**What is being asked**
Only lines containing the string "this" belong in the answer; copy all of them from the entries.

**Record extracts**
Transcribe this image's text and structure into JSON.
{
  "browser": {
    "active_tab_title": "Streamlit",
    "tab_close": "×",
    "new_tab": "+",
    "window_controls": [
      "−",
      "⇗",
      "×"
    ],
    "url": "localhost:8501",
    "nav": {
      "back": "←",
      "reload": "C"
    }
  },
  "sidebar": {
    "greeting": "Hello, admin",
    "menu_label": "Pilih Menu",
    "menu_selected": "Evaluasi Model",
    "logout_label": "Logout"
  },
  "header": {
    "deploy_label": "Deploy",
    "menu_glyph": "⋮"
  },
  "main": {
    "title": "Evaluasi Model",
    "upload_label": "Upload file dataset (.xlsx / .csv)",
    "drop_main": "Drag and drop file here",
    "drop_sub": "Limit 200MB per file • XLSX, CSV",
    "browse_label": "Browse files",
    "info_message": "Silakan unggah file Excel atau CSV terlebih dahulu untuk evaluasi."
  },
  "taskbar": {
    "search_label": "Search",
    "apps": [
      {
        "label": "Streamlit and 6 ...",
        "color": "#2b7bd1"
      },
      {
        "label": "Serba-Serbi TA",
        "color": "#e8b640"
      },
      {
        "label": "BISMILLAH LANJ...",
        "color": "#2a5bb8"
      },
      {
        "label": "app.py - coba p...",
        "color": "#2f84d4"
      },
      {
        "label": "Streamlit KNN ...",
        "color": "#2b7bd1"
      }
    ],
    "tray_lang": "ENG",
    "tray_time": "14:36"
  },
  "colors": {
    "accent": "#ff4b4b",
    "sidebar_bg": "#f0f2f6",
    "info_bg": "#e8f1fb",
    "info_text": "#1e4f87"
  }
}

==

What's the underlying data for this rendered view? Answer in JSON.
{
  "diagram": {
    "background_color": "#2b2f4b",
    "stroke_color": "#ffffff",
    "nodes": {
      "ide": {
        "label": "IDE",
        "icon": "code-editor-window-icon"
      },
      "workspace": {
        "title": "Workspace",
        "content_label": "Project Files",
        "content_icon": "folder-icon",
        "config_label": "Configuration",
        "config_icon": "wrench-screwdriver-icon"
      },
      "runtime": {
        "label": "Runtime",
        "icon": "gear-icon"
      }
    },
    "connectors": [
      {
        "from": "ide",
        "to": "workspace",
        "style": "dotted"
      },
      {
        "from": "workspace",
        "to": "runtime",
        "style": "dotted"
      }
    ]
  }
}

**Task response**
Transcribe this image's text and structure into JSON.
What's the underlying data for this rendered view? Answer in JSON.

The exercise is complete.